From Leila Atassi's Cleveland.com account: "Kazy returned just as committee members had cast their votes and said he wished to vote no. But by then, Kelley already had voted in favor of the proposal and said Kazy was too late for his vote to count."**
Cleary said she is a member of the Cuyahoga County Progressive Caucus — she was a Bernie Sanders supporter — and is endorsed by that group and the Cleveland Action Democrats. But unlike candidates Alex Karrfault in Ward 15 or Michele Burk in Ward 13, she is not a member of the SEIU (though she is likely to win their endorsement), nor did she run at the behest or suggestion of any group. She decided to run on her own, she said, and is, at least for now, self-funding her campaign.
Sam Allard / Scene
Ward 16's George's Kitchen
In addition to constituent services, Cleary said she's energetic about crafting sensible policy citywide. More legislative steps need to be taken to address the opioid crisis, she said. And industry-specific workforce training and development programs should be supported.
Ward 16 is home, for example, to PPG
, the largest manufacturing and technical center for automotive coatings in North America. Cleary said that creating an adequately trained, not to mention healthy, workforce is good for businesses like PPG and good for Cleveland. Cleary said she's also interested in environmental legislation, lakefront development and the pursuit of national businesses in the innovation economy.
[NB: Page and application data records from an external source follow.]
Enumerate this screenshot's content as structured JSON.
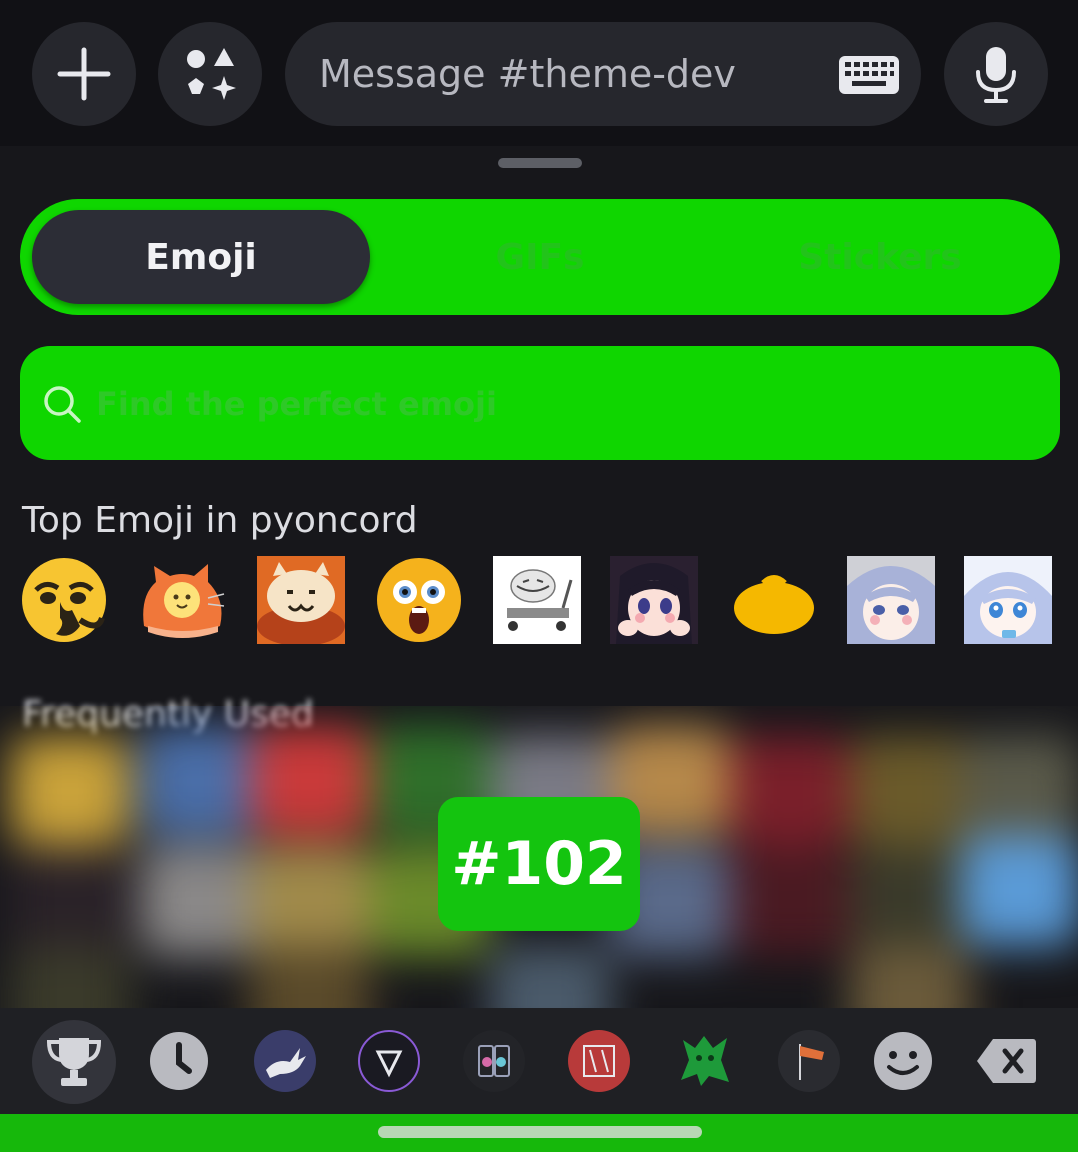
{
  "composer": {
    "placeholder": "Message #theme-dev",
    "icons": [
      "plus-icon",
      "apps-icon",
      "keyboard-icon",
      "microphone-icon"
    ]
  },
  "tabs": {
    "emoji_label": "Emoji",
    "gifs_label": "GIFs",
    "stickers_label": "Stickers",
    "selected": "Emoji"
  },
  "search": {
    "placeholder": "Find the perfect emoji"
  },
  "top_emoji": {
    "title": "Top Emoji in pyoncord",
    "items": [
      "gigachad-face",
      "orange-cat-blob",
      "nuke-cat",
      "shocked-face",
      "trollface-cart",
      "anime-girl-cheeks",
      "yellow-blob",
      "anime-girl-blush",
      "anime-girl-stare"
    ]
  },
  "frequent": {
    "title": "Frequently Used"
  },
  "badge": {
    "text": "#102"
  },
  "categories": [
    "trophy-icon",
    "clock-icon",
    "rabbit-icon",
    "v-logo-icon",
    "phone-cat-icon",
    "red-server-icon",
    "green-creature-icon",
    "windsock-icon",
    "smiley-icon",
    "backspace-icon"
  ],
  "colors": {
    "accent_green": "#0fd600",
    "panel_bg": "#17171b",
    "selected_tab_bg": "#2c2d36",
    "field_bg": "#26272d"
  }
}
If elected, Cleary would join Ward 3's Kerry McCormack as the only other millennial on council. She would also be one of very few women. She said that as she's canvassed the neighborhood (usually in the evenings, after she gets home from her 9-5), the reactions to her candidacy have been mixed.
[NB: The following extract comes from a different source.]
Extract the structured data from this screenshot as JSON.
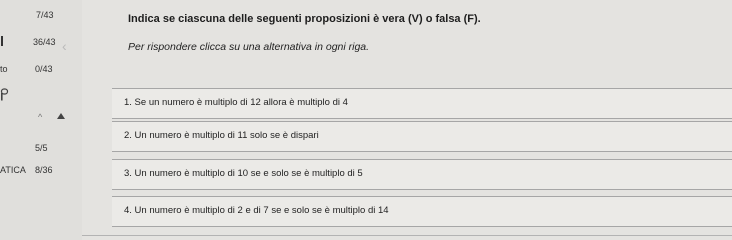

"I've run into a lot of women who have said they will vote for me specifically because I'm a woman," she said. "And I've had other people who say, "tell your dad he should do X or Y.' They assume I'm not the candidate. There's definitely a lot of weird sexism that occurs, but I'd like to inspire people, to show them that, yes, being a councilperson is a huge responsibility, but that women can succeed in politics. Women can do it. I can do it."